“We know that SGLT2 inhibitors protect the heart and the kidney,” he said. “In many ways, chronic kidney disease trials are in parallel to chronic heart failure trials, because SGLT2 inhibitors benefit both organs.”
ESC session moderator Frank Ruschitzka, MD, of the Heart Center at University Hospital Zurich, agreed, calling DAPA-CKD fantastic.
“We are thinking as cardiologists probably too much into boxes, compartmentalization,” he said. “Maybe we need a more holistic view… They’re certainly not just glucose-lowering drugs. They’re not just only diuretics. Maybe we should just move to organ protection.”
The trial included 4,304 adults with CKD (eGFR 25 to 75 mL/min/1.73 m2 and urine albumin to creatinine ratio of 200 to 5,000 mg/g), about 67% of whom had type 2 diabetes, and all on a maximally-tolerated dose of an ACE inhibitor or ARB. They were randomized to 10 mg dapagliflozin once daily or matching placebo. People with type 1 diabetes were excluded.
The trial was stopped early for efficacy after a median follow-up of 2.4 years with 60% of the planned events.
Dapagliflozin also significantly improved each component of the primary composite (with the exception of a nonsignificant trend for cardiovascular death) as well as secondary composite outcomes:
- 44% lower risk of worsening renal function or renal death
- 34% lower risk of chronic dialysis, kidney transplantation, or renal death
- 29% lower risk of CV death or heart failure hospitalization
No cases of diabetic ketoacidosis occurred in the dapagliflozin group. Serious adverse events were actually numerically less common with the drug, which Heerspink said was in keeping with dapagliflozin’s established safety profile.
The Future for SGLT2 Inhibitors
Packer noted that a similar CKD trial is underway with empagliflozin (EMPA-KIDNEY, with data expected in 2022) in a population with and without diabetes. The drug has FDA fast track designation for an indication in that regard. The CREDENCE trial previously showed that SGLT2 inhibitor canagliflozin (Invokana) improved outcomes in CKD patients with type 2 diabetes.
“The thing really amazing about SGLT2 inhibitors is that it’s not like our evidence is one or two trials — it’s going to be like nine or 10 large scale trials, which is extraordinary,” Packer said. “For most classes of drugs, we don’t have that kind of evidence base. … Physicians have to start using SGLT2 inhibitors across the board for these patients. It’s not only the consistency of these results, it’s the magnitude.”
And with multiple agents in the class proving their chops for organ protection, “it’s going to be very hard for insurers to say no to drugs like this,” commented Dipti Itchhaporia, MD, vice president of the American College of Cardiology. “The more data, the easier it is for us to get these covered.”

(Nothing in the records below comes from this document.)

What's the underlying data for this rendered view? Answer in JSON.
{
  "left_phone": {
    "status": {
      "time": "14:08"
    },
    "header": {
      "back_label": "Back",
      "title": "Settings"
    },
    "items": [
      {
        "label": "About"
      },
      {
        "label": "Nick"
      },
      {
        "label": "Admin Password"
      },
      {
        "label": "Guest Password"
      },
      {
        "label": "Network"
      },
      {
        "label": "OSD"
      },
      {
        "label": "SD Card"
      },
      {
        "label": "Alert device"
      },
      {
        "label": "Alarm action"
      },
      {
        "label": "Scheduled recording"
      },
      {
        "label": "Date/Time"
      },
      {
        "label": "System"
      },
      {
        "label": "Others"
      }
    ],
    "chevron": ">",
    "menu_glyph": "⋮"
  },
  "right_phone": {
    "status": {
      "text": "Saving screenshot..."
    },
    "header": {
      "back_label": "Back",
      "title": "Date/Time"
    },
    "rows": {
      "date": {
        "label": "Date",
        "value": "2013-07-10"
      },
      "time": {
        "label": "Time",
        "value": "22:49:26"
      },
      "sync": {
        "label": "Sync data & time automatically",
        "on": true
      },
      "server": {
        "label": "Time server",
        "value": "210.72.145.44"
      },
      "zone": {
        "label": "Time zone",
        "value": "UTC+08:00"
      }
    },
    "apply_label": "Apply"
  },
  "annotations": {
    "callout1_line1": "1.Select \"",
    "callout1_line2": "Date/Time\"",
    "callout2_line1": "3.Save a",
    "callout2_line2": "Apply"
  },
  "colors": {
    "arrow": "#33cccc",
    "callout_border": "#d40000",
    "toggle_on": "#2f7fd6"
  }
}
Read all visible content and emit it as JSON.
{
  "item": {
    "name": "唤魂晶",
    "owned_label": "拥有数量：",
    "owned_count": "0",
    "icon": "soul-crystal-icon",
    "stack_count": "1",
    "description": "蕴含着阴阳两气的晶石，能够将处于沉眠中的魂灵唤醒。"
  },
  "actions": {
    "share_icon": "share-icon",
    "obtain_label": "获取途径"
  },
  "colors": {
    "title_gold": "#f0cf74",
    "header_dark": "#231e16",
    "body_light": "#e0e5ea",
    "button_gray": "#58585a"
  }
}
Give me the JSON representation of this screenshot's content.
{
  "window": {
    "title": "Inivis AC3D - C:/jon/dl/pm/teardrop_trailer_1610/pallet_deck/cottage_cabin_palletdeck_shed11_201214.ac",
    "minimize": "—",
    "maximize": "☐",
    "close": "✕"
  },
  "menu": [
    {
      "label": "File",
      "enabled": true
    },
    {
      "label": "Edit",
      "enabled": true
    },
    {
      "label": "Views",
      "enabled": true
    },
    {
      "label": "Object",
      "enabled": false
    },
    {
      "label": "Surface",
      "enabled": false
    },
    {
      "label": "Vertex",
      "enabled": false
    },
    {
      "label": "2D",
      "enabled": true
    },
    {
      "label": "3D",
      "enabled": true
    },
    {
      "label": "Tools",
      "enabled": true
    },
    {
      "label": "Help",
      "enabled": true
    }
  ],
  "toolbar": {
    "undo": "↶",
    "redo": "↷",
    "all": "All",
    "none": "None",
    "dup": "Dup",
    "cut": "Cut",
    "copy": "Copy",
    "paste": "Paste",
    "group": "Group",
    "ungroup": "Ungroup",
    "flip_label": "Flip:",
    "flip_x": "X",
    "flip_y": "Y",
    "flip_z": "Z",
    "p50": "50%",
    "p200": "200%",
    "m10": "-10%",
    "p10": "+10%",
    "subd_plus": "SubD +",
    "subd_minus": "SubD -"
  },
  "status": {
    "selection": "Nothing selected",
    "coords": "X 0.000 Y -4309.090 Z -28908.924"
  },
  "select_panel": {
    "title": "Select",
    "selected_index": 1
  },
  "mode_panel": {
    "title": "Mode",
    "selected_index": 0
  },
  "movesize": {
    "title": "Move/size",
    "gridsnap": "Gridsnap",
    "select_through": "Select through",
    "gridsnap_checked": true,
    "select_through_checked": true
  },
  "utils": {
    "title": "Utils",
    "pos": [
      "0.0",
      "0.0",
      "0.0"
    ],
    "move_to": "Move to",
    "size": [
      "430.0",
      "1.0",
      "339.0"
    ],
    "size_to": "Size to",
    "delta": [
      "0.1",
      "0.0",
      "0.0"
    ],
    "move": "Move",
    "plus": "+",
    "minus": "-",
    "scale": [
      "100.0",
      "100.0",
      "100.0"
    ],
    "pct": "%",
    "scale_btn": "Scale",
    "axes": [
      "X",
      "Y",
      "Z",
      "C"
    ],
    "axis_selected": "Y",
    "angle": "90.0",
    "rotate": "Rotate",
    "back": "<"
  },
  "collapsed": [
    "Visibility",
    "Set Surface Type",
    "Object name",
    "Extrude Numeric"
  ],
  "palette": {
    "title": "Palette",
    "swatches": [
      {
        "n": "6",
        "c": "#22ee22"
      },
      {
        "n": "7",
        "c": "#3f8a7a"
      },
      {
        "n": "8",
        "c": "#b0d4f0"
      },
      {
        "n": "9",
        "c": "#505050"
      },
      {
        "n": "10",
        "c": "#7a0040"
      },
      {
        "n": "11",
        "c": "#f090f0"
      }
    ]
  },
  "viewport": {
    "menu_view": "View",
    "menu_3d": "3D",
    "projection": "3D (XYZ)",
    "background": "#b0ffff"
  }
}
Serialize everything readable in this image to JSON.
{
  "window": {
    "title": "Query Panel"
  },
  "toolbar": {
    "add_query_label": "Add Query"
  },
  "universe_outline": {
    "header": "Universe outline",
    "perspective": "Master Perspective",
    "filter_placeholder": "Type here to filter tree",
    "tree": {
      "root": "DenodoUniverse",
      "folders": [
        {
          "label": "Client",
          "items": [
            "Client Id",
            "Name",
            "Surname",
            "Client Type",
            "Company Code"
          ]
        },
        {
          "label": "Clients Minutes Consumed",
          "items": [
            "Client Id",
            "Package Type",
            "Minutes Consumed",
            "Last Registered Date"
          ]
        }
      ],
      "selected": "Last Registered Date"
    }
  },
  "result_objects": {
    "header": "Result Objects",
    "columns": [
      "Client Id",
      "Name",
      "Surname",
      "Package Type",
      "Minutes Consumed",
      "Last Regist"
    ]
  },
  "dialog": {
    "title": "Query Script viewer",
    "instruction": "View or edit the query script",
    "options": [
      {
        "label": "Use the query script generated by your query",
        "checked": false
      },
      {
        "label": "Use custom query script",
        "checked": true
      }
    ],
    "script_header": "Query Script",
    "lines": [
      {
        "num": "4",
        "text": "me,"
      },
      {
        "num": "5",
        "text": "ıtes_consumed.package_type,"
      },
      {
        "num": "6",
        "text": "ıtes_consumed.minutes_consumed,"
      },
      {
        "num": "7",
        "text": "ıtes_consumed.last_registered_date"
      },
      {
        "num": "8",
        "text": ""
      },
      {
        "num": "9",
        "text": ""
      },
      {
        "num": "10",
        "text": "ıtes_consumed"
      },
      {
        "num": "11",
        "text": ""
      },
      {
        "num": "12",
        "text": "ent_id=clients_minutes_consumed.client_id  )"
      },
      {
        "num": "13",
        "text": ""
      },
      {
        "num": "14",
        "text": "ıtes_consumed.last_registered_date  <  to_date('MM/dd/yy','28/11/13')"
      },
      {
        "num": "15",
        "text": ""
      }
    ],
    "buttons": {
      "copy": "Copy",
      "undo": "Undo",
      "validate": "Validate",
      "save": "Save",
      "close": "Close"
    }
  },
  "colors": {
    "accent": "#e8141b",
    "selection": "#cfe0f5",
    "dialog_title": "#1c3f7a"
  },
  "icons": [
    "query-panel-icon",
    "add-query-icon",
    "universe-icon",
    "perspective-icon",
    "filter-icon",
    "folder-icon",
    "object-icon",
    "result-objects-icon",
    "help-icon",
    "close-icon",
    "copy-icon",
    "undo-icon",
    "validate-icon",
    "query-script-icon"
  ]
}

“Patients balk at the idea of all these additional drugs and the cost of all these drugs,” she acknowledged, noting that SGLT2 inhibitors are looking to be the fourth cornerstone of heart failure therapy. “But if you make the case, and you explain to them why they need to take these drugs, they usually are amenable. When you say you’re going to live longer, feel better, you’re not going to come into the hospital as much, it’s hard to argue against that.”
Heerspink disclosed relevant relationships with AbbVie, AstraZeneca, Bayer, Boehringer Ingelheim, Chinook, CSL Pharma, Gilead, Janssen, Merck, Mundipharma, Mitsubishi Tanabe, Novo Nordisk, and Retrophin.
Golestaneh disclosed relevant relationships with Horizon Pharmaceuticals and being a member of the clinical events committee for trials sponsored by Medtronic.